Excerpts from an interface dataset:
━━━━━━━━━━━━━━━━━━━━
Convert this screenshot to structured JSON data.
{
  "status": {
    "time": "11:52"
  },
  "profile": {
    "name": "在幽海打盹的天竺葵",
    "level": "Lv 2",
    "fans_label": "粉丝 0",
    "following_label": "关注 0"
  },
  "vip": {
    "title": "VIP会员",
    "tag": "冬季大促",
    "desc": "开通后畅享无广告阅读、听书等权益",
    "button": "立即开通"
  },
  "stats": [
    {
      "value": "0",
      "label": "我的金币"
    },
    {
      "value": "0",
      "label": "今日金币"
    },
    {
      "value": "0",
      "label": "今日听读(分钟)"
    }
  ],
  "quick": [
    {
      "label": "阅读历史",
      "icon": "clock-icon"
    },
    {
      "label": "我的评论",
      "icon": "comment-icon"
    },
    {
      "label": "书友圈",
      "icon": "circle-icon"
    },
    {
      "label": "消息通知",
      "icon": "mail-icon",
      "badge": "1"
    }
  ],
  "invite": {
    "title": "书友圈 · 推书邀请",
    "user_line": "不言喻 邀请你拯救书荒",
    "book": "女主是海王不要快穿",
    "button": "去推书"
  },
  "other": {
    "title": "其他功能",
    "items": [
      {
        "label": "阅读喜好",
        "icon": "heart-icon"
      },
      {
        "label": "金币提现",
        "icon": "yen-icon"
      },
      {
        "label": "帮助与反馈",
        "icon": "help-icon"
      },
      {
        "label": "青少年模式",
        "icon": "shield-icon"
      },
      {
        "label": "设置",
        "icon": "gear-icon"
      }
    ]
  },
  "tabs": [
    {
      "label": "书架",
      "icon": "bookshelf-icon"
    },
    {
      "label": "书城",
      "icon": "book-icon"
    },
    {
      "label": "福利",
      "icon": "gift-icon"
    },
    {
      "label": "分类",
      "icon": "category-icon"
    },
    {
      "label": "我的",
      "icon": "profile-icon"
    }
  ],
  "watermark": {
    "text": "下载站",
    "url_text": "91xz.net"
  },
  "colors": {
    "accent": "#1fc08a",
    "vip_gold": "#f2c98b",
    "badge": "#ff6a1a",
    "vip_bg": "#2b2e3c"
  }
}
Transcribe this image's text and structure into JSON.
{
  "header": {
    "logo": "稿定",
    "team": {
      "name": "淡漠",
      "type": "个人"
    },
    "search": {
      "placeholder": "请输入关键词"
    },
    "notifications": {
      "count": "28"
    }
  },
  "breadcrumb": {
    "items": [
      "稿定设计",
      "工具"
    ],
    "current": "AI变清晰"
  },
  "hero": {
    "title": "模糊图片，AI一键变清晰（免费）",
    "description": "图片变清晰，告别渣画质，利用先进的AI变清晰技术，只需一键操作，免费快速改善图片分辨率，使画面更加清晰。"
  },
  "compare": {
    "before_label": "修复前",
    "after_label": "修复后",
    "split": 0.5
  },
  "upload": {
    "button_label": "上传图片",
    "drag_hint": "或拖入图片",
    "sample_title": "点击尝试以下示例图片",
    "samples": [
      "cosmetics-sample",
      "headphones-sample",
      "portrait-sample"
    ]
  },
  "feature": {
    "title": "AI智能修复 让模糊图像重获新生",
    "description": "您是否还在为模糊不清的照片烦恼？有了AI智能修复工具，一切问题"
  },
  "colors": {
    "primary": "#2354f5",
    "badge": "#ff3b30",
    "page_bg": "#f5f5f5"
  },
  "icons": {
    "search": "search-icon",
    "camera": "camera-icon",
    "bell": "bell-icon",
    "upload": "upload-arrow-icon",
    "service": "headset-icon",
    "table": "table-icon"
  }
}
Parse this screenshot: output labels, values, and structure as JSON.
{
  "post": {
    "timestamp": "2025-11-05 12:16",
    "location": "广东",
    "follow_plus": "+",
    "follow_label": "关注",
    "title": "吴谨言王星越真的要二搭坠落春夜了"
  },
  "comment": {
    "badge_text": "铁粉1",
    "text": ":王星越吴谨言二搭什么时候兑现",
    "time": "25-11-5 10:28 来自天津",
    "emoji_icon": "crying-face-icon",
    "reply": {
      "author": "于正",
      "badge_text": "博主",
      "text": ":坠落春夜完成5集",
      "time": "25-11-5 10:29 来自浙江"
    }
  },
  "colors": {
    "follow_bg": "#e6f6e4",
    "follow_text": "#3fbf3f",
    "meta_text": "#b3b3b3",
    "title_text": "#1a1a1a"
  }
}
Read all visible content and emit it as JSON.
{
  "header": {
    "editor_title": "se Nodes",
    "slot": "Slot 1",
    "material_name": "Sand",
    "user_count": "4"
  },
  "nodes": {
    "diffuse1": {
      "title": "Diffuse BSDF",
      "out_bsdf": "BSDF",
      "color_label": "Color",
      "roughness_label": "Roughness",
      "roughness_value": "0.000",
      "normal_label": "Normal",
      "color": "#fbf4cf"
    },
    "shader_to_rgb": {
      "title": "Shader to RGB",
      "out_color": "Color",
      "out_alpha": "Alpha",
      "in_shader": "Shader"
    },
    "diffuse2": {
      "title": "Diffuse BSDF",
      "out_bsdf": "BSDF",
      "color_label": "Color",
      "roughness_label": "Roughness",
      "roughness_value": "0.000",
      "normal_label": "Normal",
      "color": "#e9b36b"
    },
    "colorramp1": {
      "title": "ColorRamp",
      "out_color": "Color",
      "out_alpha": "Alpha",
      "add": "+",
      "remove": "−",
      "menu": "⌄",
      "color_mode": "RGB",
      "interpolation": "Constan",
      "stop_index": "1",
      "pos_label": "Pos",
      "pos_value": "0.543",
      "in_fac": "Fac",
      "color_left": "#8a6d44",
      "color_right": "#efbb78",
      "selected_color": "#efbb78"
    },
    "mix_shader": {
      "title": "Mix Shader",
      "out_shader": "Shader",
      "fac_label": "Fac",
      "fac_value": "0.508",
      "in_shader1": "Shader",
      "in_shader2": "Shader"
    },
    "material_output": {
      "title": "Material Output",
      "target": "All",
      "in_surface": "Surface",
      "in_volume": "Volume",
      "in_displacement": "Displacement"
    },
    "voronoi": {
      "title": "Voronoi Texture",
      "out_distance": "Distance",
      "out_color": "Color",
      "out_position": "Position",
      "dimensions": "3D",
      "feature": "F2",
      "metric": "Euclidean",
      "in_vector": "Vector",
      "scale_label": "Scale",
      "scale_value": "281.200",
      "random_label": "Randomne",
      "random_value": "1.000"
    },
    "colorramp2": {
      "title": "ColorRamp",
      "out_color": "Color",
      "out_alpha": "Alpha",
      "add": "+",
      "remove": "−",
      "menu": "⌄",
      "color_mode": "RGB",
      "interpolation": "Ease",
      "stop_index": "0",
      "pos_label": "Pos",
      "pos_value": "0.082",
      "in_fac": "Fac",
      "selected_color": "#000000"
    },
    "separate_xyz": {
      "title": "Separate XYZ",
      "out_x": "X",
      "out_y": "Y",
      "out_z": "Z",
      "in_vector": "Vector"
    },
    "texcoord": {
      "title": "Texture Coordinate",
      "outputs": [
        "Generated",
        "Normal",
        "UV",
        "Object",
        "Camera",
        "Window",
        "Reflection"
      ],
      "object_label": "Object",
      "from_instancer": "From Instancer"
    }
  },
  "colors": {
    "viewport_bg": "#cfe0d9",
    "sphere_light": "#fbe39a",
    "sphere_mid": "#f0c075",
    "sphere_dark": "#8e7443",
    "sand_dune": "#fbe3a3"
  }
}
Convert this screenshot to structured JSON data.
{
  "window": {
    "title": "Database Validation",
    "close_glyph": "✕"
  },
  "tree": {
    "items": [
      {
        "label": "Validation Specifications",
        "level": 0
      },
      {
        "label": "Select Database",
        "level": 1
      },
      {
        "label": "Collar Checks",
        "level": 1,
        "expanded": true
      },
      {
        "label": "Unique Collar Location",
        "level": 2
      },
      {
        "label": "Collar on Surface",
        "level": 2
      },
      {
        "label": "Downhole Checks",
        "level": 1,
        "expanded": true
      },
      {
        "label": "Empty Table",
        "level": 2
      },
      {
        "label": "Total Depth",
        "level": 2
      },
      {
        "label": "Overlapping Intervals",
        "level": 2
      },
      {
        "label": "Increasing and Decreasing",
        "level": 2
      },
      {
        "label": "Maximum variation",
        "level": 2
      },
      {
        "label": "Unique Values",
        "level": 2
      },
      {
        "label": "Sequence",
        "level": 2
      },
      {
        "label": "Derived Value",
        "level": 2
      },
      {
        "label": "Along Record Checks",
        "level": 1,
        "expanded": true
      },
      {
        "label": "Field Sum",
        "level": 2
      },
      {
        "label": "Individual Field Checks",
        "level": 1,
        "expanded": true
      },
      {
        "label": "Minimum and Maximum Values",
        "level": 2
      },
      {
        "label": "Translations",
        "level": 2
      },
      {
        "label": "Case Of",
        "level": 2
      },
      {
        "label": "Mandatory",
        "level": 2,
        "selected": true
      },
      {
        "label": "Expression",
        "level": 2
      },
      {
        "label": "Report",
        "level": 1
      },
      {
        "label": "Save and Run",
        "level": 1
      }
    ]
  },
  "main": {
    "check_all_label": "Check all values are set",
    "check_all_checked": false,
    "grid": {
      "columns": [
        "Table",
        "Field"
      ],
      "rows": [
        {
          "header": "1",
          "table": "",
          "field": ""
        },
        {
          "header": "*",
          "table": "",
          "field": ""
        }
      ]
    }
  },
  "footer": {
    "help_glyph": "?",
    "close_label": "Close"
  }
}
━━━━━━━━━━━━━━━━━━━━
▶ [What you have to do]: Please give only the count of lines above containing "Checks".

▶ [The answer]: 4